If you listen to all the newfound patent law experts sharing their newly found wisdom on the internet you’d have to think that the patent wars in the smartphone industry have been bad for customers. I’ve already established why those people are wrong, but now lets look at why the converse is true. Here’s why the patent wars have actually been beneficial to consumers.
Apple/Google Break Up:
One obvious change that has stemmed from the ongoing patent litigation is that Google’s signature is no longer all over iOS. Google had been all over iOS with the built-in Google Maps app, the YouTube app, and Google search being the default provider in Safari. Now both YouTube and Google Maps are gone and consumers have a choice for their default search engine in Safari. These are all great for consumers for a few reasons. The first is pretty evident – who doesn’t want the option to select their search provider? The second reason is that Apple’s new map service is great. The new Flyover mode is pretty amazing and offers more detail than Google’s 3D maps implementation. And the turn-by-turn directions in iOS are pretty amazing, integrating seamlessly with Siri. People who loved Google’s applications are also better off by this because Google has already made known that they will be bringing Maps and YouTube apps to iOS through the App Store. This is great for consumers because Google’s iOS apps have been pretty great to date (save for Gmail), and Apple never updated the YouTube app and only provided a few improvements to the Google Maps app. If these companies weren’t fighting, the status quo would have prevailed and customers would have been stuck with subpar apps. Due to the fighting, Apple created a killer maps app and Google is now free to bring the Maps and YouTube apps to parity with the superior Android versions of those apps.

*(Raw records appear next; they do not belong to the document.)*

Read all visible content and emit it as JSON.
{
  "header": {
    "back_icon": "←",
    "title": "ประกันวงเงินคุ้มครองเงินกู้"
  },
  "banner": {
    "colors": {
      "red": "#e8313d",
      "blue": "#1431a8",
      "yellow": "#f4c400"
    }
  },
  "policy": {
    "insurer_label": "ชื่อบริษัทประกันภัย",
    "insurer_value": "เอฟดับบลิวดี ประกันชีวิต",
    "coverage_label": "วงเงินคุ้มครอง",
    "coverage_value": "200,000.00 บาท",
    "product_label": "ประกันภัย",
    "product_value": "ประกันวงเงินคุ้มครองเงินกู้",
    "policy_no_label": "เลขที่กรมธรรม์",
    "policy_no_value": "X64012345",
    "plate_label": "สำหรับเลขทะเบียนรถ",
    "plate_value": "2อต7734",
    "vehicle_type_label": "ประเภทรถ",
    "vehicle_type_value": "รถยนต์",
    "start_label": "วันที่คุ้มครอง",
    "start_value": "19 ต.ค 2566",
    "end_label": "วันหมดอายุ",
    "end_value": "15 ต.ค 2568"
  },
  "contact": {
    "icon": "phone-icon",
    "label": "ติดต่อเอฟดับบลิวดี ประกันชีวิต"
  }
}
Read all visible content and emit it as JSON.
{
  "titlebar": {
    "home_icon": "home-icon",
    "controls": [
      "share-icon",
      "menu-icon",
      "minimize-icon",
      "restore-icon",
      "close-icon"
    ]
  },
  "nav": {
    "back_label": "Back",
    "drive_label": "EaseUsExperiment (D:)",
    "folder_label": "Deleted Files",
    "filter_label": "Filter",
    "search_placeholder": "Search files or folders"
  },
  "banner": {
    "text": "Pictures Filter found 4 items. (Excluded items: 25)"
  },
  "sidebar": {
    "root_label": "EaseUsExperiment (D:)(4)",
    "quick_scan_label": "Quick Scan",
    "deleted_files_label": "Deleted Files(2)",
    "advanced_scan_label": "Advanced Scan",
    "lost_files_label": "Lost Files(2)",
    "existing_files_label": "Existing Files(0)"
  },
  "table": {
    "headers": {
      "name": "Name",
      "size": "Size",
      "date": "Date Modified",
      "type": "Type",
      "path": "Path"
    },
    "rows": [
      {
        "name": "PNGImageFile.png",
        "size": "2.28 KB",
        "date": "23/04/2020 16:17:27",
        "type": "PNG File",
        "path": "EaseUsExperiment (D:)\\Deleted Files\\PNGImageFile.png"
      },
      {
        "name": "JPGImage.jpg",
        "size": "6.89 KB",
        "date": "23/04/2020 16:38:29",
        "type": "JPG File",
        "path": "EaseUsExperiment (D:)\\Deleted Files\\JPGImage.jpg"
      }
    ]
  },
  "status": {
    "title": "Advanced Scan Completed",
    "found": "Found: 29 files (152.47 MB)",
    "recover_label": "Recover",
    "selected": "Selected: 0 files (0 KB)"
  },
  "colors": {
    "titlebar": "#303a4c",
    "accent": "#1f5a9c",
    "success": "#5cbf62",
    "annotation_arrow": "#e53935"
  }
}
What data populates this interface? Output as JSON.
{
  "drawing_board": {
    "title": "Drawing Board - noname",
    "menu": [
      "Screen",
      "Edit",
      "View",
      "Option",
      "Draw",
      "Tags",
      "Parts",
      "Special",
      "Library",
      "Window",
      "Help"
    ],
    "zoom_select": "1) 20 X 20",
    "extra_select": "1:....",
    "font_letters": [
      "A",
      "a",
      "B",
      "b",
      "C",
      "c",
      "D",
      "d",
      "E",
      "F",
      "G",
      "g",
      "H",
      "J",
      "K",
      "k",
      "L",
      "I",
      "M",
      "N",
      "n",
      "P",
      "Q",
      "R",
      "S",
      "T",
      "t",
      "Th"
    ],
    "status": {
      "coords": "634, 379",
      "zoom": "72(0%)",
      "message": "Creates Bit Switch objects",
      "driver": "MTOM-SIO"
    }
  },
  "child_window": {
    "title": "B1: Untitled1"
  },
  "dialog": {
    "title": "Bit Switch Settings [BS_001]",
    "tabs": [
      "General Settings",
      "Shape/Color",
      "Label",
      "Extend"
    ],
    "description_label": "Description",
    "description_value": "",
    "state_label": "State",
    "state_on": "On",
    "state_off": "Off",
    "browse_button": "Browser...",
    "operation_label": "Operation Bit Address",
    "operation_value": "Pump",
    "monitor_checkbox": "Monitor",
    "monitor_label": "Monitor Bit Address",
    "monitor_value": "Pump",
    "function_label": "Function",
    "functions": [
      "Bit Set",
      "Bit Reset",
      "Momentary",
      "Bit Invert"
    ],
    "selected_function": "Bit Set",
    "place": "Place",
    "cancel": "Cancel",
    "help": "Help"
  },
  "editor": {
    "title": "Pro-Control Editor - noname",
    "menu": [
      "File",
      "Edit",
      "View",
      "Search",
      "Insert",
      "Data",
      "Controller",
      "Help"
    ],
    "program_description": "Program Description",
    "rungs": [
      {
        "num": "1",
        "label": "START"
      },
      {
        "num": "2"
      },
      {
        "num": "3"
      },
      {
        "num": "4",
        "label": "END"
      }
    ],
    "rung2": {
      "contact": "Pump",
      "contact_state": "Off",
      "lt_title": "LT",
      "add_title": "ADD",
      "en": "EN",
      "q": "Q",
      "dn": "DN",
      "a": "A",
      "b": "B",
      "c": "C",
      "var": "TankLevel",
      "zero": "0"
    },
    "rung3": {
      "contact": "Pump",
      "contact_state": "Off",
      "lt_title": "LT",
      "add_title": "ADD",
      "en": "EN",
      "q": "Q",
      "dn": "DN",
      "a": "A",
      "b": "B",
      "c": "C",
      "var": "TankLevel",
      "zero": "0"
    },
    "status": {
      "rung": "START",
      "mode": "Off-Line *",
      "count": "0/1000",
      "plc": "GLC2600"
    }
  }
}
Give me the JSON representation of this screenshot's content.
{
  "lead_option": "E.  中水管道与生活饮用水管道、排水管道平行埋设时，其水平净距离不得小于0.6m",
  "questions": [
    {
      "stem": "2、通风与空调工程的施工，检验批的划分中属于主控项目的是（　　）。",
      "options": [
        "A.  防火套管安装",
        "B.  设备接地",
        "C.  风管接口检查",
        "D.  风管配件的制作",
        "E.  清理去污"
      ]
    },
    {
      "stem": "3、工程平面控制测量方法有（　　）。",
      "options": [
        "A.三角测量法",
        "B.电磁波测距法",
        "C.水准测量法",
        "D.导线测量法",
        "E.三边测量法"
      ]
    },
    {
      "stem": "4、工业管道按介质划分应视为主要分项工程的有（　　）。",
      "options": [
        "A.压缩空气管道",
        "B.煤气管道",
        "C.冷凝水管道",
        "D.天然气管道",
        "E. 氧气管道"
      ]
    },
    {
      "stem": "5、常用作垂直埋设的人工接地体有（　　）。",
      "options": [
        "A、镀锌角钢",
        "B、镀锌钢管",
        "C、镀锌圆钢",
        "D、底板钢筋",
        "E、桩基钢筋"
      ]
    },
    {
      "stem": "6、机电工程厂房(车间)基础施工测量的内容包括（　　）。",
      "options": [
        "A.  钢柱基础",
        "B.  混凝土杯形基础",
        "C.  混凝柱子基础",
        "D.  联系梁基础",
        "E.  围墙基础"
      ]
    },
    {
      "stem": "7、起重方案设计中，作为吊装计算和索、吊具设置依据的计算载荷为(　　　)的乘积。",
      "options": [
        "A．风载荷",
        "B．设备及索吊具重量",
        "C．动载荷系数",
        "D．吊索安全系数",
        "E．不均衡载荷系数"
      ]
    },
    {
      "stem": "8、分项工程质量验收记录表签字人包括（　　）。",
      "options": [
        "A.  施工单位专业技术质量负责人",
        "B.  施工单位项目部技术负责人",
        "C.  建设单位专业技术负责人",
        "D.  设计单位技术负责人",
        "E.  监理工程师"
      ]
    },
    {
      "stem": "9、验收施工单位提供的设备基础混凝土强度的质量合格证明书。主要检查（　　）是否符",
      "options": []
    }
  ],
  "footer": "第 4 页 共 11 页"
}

Samsung Was Forced To Differentiate:
Another specious argument you will see is that “Samsung only had to pay $1.049bn to copy the iPhone and they became the biggest smartphone manufacturer in the world.” Well, that seems true – they certainly didn’t start selling smartphones in massive numbers until after their iPhone-esque Galaxy S line, but that’s not what propelled them to the top. Samsung didn’t surpass Apple and Nokia until Q4 ’11, well after the Galaxy S line launched. And they certainly didn’t get into their massive 90 million phones/quarter position until after the Galaxy S III launched. So, that’s not what launched them to this point. What did launch their success is their products that were different from the iPhone, notably their huge-screened phones. Samsung sold 24m of the 4” Galaxy S in 2+ years and 28m of the 4.3-4.5” Galaxy S II in 1.5 years. In contrast they sold 10m of the 5.3″ Galaxy Note in 8 months and sold 10 million of the 4.8” Galaxy S III in 1 month. Now, if you do the math you’ll see that the 90m/quarter figure is not driven by the high-end, but what is also clear is that their phones which look nothing like the iPhone are selling better than the ones that looked like the iPhone, and that customers have responded to their increasing of screen sizes – which greatly differ from the size and look of the iPhone – indicating a strong demand for these large-screened devices.
Jelly Bean Is A Great OS Which Was Designed Around Apple:
I’ve laid out why the litigation has been great for iOS users, but it also has been beneficial to Android users. Jelly Bean is unquestionably the best version of Android yet, and Google has not been coy about the fact that it was completely designed around Apple’s patents. Unlike S Voice, their assistant feature Google Now looks and functions nothing like Siri, and this has led to a truly innovative way to interact with your phone. While Siri responds to you, Google Now tries to anticipate your needs by presenting helpful information without being prompted first. So, while Google Now may have been in response to Siri, it’s nothing like Siri because Google was forced to do a virtual assistant differently. And consumers benefit from that. Other similar but different features are the awesome looking folders (first seen in Ice Cream Sandwich) that are created similar to the way they are done in iOS, but presented in a 3D looking fashion. Google created a mobile OS that has similar features as iOS but presents them differently. And consumers are better off that they didn’t just have the option to make it like iOS.
These are just a few of the reasons consumers have benefiited from the ongoing patent litigation. Keep in mind we haven’t actually seen any devices actually pulled off the market for any significant period of time, despite the several injunctions that have been granted thus far, and we have yet to see any OEM express any sort of financial strain due to the ongoing patent litigation. What we have seen is some unique hardware features come about due to injunctions and great software advancements due to the ongoing litigation. So, as we approach a possible detente between Apple and Google, remember this, consumers undoubtedly are winning as a result of this “thermonuclear” patent war.